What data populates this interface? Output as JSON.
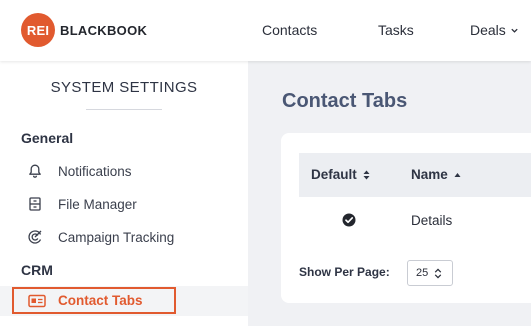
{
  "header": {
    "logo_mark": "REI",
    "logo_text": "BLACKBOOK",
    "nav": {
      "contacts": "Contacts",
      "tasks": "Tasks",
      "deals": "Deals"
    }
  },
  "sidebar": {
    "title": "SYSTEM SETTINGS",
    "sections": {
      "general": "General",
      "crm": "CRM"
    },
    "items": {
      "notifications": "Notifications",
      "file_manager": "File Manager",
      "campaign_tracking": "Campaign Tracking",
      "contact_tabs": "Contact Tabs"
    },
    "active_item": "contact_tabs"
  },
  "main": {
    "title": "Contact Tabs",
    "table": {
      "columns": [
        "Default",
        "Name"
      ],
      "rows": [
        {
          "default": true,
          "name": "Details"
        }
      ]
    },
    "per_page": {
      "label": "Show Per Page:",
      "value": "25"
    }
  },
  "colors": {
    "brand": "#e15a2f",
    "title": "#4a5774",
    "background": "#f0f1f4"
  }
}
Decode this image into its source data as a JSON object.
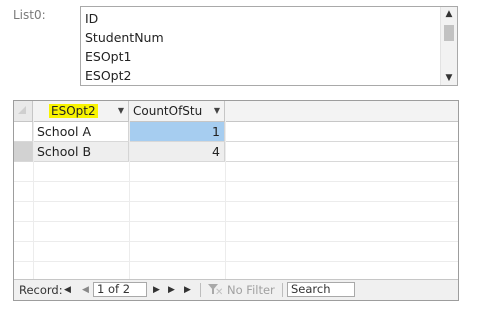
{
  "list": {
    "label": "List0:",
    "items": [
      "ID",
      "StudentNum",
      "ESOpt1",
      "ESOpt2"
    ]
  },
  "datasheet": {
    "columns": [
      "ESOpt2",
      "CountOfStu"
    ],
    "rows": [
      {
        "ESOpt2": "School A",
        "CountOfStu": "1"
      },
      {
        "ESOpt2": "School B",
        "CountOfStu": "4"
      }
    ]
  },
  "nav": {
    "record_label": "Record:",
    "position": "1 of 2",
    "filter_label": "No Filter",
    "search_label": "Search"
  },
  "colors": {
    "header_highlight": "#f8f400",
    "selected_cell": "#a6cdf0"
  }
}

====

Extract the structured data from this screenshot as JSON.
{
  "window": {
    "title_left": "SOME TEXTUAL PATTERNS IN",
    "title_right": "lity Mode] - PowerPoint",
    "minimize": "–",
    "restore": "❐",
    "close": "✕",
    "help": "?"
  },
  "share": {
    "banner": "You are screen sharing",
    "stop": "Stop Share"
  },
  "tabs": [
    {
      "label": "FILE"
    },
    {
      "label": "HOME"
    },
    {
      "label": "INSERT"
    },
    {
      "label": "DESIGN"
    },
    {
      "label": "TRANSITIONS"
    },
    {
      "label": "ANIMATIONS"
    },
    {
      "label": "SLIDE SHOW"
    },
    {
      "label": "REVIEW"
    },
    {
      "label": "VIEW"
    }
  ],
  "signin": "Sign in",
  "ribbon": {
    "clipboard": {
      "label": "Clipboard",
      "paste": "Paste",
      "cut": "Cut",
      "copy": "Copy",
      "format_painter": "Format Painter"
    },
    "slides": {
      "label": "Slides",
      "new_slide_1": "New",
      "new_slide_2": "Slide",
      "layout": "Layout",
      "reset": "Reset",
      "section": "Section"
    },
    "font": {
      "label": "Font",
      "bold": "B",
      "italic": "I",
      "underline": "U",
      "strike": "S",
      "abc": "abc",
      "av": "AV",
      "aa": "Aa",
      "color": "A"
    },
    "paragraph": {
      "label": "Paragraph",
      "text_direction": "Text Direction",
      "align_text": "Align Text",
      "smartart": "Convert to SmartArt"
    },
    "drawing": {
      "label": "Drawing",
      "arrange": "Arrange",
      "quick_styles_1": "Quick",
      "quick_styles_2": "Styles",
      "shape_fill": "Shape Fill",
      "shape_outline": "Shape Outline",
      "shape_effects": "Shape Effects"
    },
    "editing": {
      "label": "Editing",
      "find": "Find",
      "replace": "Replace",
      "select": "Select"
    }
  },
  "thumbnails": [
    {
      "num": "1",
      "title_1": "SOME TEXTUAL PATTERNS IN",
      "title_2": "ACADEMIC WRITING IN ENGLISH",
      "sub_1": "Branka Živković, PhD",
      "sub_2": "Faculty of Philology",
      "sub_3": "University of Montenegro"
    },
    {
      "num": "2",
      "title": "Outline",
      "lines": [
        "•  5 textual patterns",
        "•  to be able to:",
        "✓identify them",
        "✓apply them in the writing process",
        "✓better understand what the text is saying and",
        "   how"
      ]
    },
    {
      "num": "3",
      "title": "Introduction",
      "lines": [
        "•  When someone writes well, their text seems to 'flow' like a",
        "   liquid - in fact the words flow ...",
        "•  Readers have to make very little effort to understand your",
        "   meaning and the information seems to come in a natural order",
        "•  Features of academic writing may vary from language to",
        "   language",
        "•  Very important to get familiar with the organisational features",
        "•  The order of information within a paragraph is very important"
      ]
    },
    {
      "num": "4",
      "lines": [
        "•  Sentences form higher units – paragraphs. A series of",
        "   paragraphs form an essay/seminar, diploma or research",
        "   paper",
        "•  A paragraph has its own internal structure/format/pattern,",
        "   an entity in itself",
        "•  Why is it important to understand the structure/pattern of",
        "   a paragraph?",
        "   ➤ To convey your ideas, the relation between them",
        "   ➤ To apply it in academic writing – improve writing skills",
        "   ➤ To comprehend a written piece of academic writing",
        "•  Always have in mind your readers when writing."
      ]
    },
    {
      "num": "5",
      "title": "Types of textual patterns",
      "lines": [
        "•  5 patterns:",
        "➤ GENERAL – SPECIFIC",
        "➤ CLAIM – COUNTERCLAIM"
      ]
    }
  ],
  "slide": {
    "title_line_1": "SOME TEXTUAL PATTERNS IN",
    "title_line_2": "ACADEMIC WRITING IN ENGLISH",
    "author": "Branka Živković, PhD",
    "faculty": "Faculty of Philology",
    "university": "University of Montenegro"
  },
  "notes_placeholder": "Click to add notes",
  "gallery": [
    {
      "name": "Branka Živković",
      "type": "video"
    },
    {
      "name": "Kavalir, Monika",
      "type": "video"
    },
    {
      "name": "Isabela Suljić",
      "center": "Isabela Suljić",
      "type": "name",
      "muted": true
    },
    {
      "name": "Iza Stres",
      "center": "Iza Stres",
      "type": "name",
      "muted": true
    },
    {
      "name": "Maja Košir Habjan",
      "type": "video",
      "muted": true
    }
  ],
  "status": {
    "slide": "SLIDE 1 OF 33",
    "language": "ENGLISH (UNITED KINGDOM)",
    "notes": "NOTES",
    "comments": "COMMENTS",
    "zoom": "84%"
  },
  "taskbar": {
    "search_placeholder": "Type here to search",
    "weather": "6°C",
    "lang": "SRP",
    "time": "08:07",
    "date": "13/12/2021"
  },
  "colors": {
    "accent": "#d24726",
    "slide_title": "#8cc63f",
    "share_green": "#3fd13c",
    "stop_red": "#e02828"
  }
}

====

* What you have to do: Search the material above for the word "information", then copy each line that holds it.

* Solution for this exercise:
        "   meaning and the information seems to come in a natural order",
        "•  The order of information within a paragraph is very important"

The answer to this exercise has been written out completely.